Master director Stanley Kubrick turned to the 18th-century novel by William Makepeace Thackeray for this costume drama about an Irish rogue who climbs to the top of English aristocratic society.
Barry Lyndon focuses on poor but handsome Irish boy Redmond Barry (Ryan O’Neal) – describing his rise and fall from grace. Believing he has killed a cowardly English Captain (Leonard Rossiter) in a duel – and stripped of his small fortune by a deferential highwayman – the young Redmond enlists in the army. After his first taste of combat in the Seven Years’ War, he’s caught attempting to desert and is forced to enlist in the Prussian army.
Taking up with fellow Irishman the Chevalier de Balibari (Patrick Magee), he finally escapes army life and begins a profitable career as a gambler around the courts of Europe.
He eventually marries wealthy English countess Lady Lyndon (Marisa Berenson), and squanders the Lyndon family fortune in an attempt to buy the title of Lord, but only incurs the hostility of her 10-year-old son Lord Bullingdon (Leon Vitali).
Lyndon is eventually undone by his own greed and egotism and we leave him alone, poverty-stricken and minus one of his legs.
The film was an $11 million production – well made, beautifully photographed and narrated in avuncular form by Michael Hordern – but energy and emotion were sorely lacking, and most moviegoers probably walked out of this three-hour ordeal more dazed than entertained.
Determined to film by natural or historically accurate light sources, Kubrick and his cinematographer John Alcott acquired super-fast lenses to capture scenes lit only by candles.
The production was set against the music of Bach, Handel, Schubert, Mozart, and Vivaldi, and the film’s cinematography won Oscars for Art Direction, Costume Design and Musical Score.
Redmond Barry (Lyndon)
Lady Honoria Lyndon

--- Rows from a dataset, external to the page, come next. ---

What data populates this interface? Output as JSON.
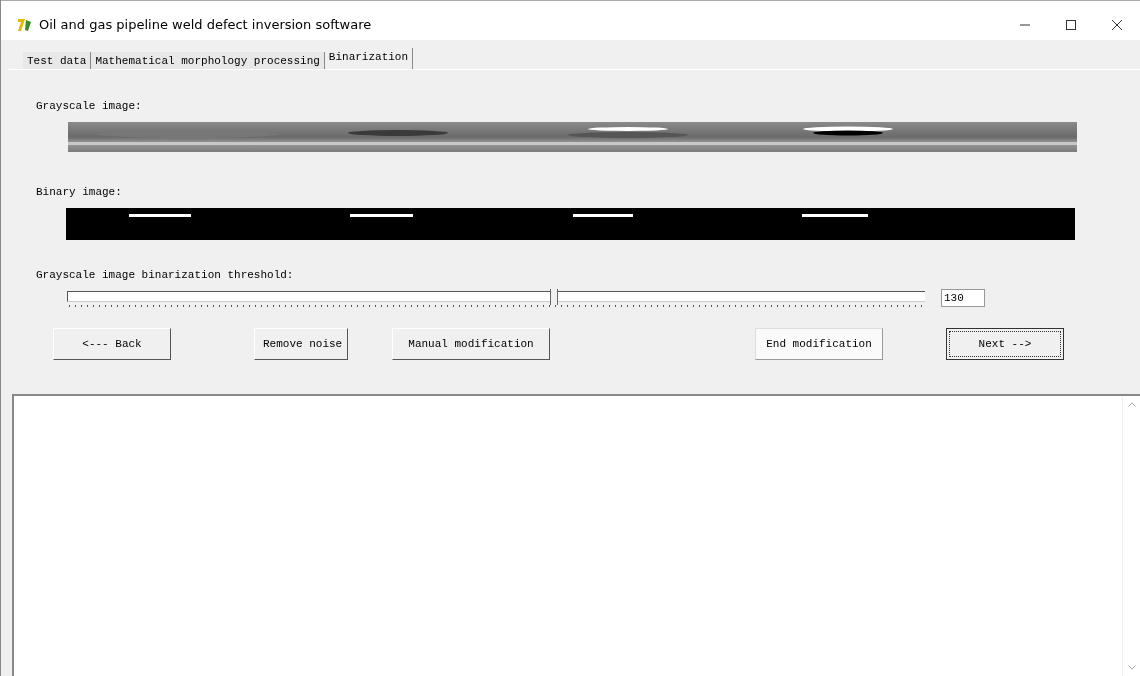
{
  "window": {
    "title": "Oil and gas pipeline weld defect inversion software"
  },
  "tabs": [
    {
      "label": "Test data",
      "selected": false
    },
    {
      "label": "Mathematical morphology processing",
      "selected": false
    },
    {
      "label": "Binarization",
      "selected": true
    }
  ],
  "grayscale": {
    "label": "Grayscale image:"
  },
  "binary": {
    "label": "Binary image:"
  },
  "threshold": {
    "label": "Grayscale image binarization threshold:",
    "level": 0.566,
    "value": "130"
  },
  "buttons": [
    {
      "label": "<--- Back",
      "kind": "normal"
    },
    {
      "label": "Remove noise",
      "kind": "normal"
    },
    {
      "label": "Manual modification",
      "kind": "normal"
    },
    {
      "label": "End modification",
      "kind": "flat"
    },
    {
      "label": "Next -->",
      "kind": "default"
    }
  ]
}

Chevalier de Balibari
Reverend Samuel Runt
Sir Charles Lyndon
Lord Gustavus Adolphus Wendover
Captain John Quin
King George III
Lt. Jonathan Fakenham